Work request: In the records below, find each line containing the word "also" and copy it.

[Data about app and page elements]
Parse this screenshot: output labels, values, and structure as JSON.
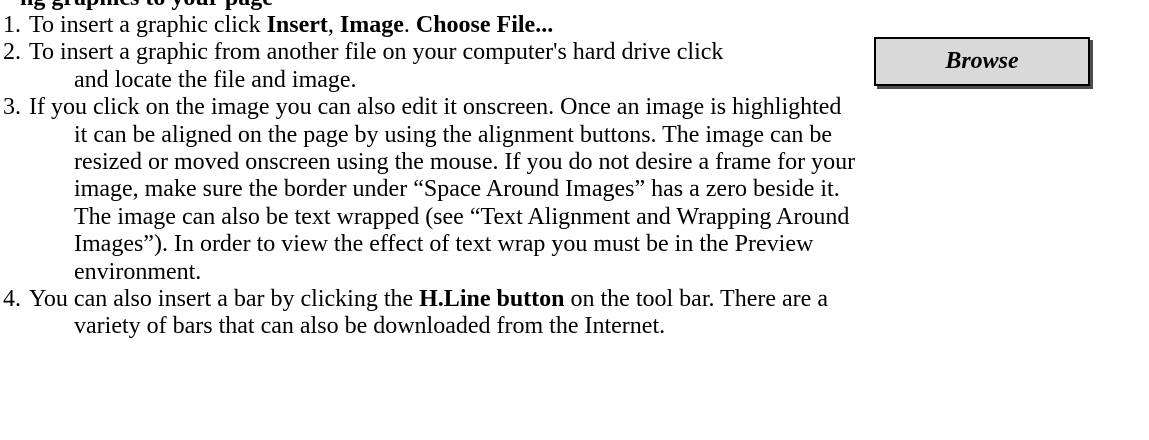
{
  "title_fragment": "ng graphics to your page",
  "items": [
    {
      "num": "1.",
      "lines": [
        [
          {
            "t": "To insert a graphic click "
          },
          {
            "t": "Insert",
            "b": true
          },
          {
            "t": ", "
          },
          {
            "t": "Image",
            "b": true
          },
          {
            "t": ". "
          },
          {
            "t": "Choose File...",
            "b": true
          }
        ]
      ]
    },
    {
      "num": "2.",
      "lines": [
        [
          {
            "t": " To insert a graphic from another file on your computer's hard drive click"
          }
        ],
        [
          {
            "t": "and locate the file and image."
          }
        ]
      ]
    },
    {
      "num": "3.",
      "lines": [
        [
          {
            "t": "If you click on the image you can also edit it onscreen.  Once an image is highlighted"
          }
        ],
        [
          {
            "t": "it can be aligned on the page by using the alignment buttons. The image can be"
          }
        ],
        [
          {
            "t": "resized or moved onscreen using the mouse. If you do not desire a frame for your"
          }
        ],
        [
          {
            "t": "image, make sure the border under “Space Around Images” has a zero beside it."
          }
        ],
        [
          {
            "t": "The image can also be text wrapped (see “Text Alignment and Wrapping Around"
          }
        ],
        [
          {
            "t": "Images”).  In order to view the effect of text wrap you must be in the Preview"
          }
        ],
        [
          {
            "t": "environment."
          }
        ]
      ]
    },
    {
      "num": "4.",
      "lines": [
        [
          {
            "t": "You can also insert a bar by clicking the "
          },
          {
            "t": "H.Line button",
            "b": true
          },
          {
            "t": " on the tool bar.  There are a"
          }
        ],
        [
          {
            "t": "variety of bars that can also be downloaded from the Internet."
          }
        ]
      ]
    }
  ],
  "browse_button": {
    "label": "Browse"
  }
}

Answer area:
            "t": "If you click on the image you can also edit it onscreen.  Once an image is highlighted"
            "t": "The image can also be text wrapped (see “Text Alignment and Wrapping Around"
            "t": "You can also insert a bar by clicking the "
            "t": "variety of bars that can also be downloaded from the Internet."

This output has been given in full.